Your attachment won't be approved right away (I can't see the image). If you want immediate help, use a free online image hosting service to post the image, or type up your work.

14. Jun 29, 2009

talaroue

PiVi/Ti=PfVf/Tf solved for Vf

Vf=PiViTf/TiPf then plugged in 1/6d^3 for the volumes and then found out that.....

df^3=PiTfdi^3/TiPf.......(380240*298*.0219^3/(285*101300))^1/3 and then got .125 m

15. Jun 29, 2009

cepheid

Staff Emeritus
The volume of a sphere is given by (4/3)πr3

Even converting to diameter, that turns into (π/6)d3, which is not the same as what you have written there.

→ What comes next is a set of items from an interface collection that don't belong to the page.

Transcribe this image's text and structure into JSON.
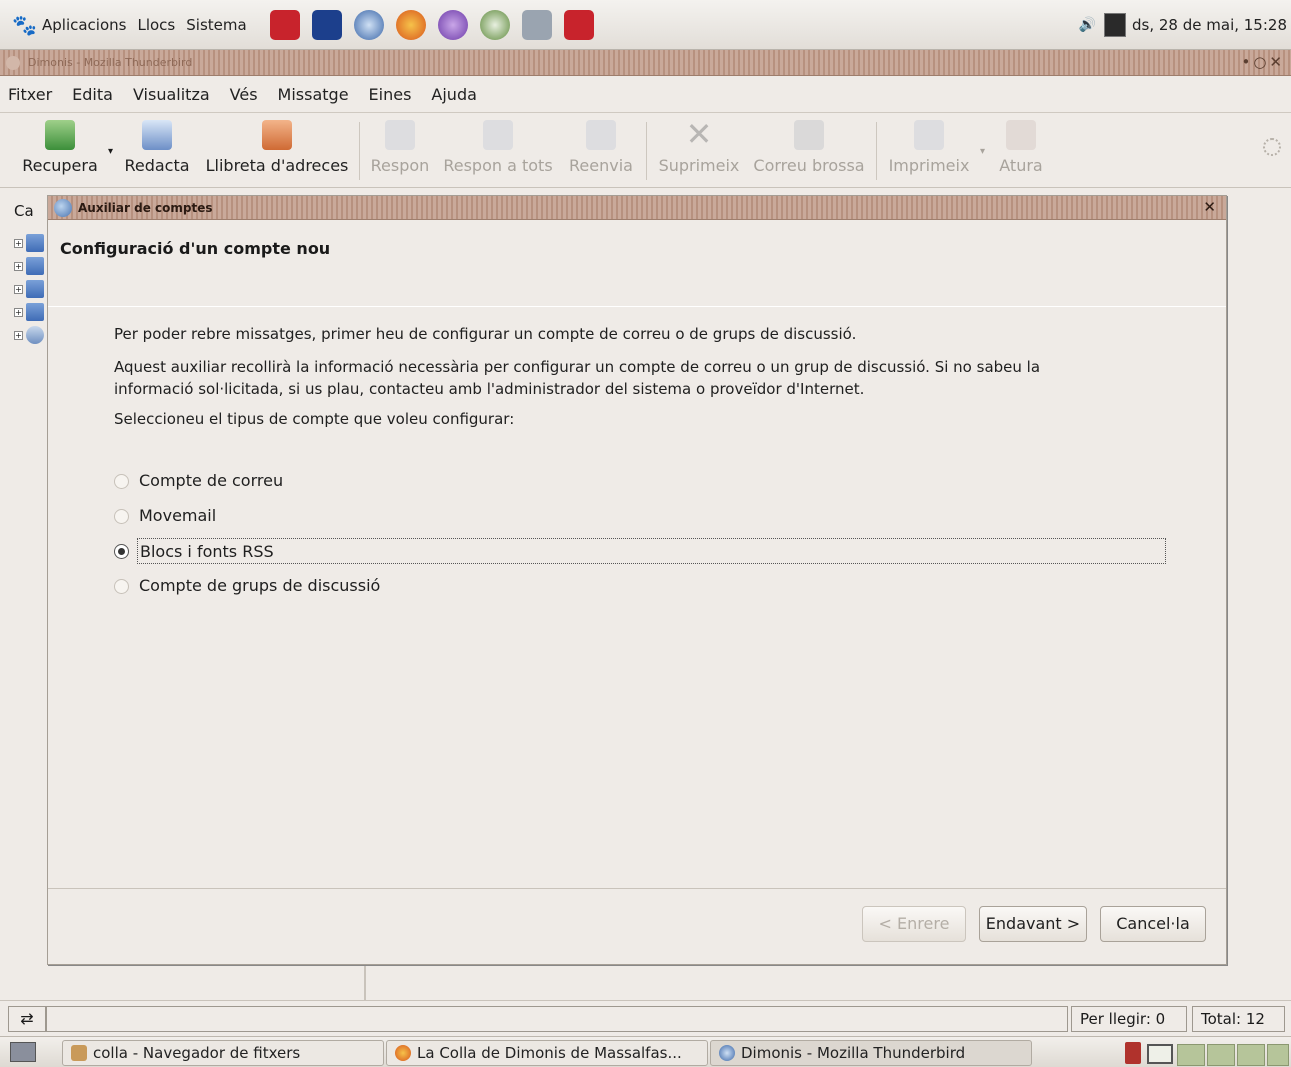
{
  "top_panel": {
    "menus": [
      "Aplicacions",
      "Llocs",
      "Sistema"
    ],
    "launcher_icons": [
      "phone-icon",
      "terminal-icon",
      "thunderbird-icon",
      "firefox-icon",
      "pidgin-icon",
      "update-icon",
      "search-icon",
      "presentation-icon"
    ],
    "clock": "ds, 28 de mai, 15:28"
  },
  "window": {
    "title": "Dimonis - Mozilla Thunderbird"
  },
  "menubar": [
    "Fitxer",
    "Edita",
    "Visualitza",
    "Vés",
    "Missatge",
    "Eines",
    "Ajuda"
  ],
  "toolbar": {
    "get_mail": "Recupera",
    "compose": "Redacta",
    "address_book": "Llibreta d'adreces",
    "reply": "Respon",
    "reply_all": "Respon a tots",
    "forward": "Reenvia",
    "delete": "Suprimeix",
    "junk": "Correu brossa",
    "print": "Imprimeix",
    "stop": "Atura"
  },
  "folder_pane": {
    "header": "Ca"
  },
  "dialog": {
    "title": "Auxiliar de comptes",
    "heading": "Configuració d'un compte nou",
    "para1": "Per poder rebre missatges, primer heu de configurar un compte de correu o de grups de discussió.",
    "para2_line1": "Aquest auxiliar recollirà la informació necessària per configurar un compte de correu o un grup de discussió. Si no sabeu la",
    "para2_line2": "informació sol·licitada, si us plau, contacteu amb l'administrador del sistema o proveïdor d'Internet.",
    "para3": "Seleccioneu el tipus de compte que voleu configurar:",
    "options": [
      {
        "label": "Compte de correu",
        "selected": false
      },
      {
        "label": "Movemail",
        "selected": false
      },
      {
        "label": "Blocs i fonts RSS",
        "selected": true
      },
      {
        "label": "Compte de grups de discussió",
        "selected": false
      }
    ],
    "back_button": "< Enrere",
    "next_button": "Endavant >",
    "cancel_button": "Cancel·la"
  },
  "statusbar": {
    "unread": "Per llegir: 0",
    "total": "Total: 12"
  },
  "taskbar": {
    "tasks": [
      "colla - Navegador de fitxers",
      "La Colla de Dimonis de Massalfas...",
      "Dimonis - Mozilla Thunderbird"
    ]
  }
}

I haven't checked your other work closely yet.

16. Jun 29, 2009

talaroue

Oh right, but it cancels either way

17. Jun 29, 2009

talaroue

that is the work i did before i switched the pressure so the anwser i really got is not .0344 m( either way thats wrong too) but .1235 m

18. Jun 29, 2009

cepheid

Staff Emeritus
The initial temperature is 287 K, not 285 K.

I should have an answer soon, and then we can compare.

19. Jun 29, 2009

talaroue

ok thank you

20. Jun 29, 2009

cepheid

Staff Emeritus
I'm not gonna reveal my answer yet ;)

Here's what I have:

$$V_f = \frac{P_i}{P_f}\frac{T_f}{T_i}V_i$$

$$\frac{\pi}{6}d_f^3 = 3.88\frac{298}{287} \frac{\pi}{6}d_i^3$$

$$d_f = \sqrt[3]{3.88\frac{298}{287}d_i^3}$$ ​

Is it any different from your work so far?

EDIT: I see you have exactly the same thing as I do. So, do you get the right answer with the corrected numbers?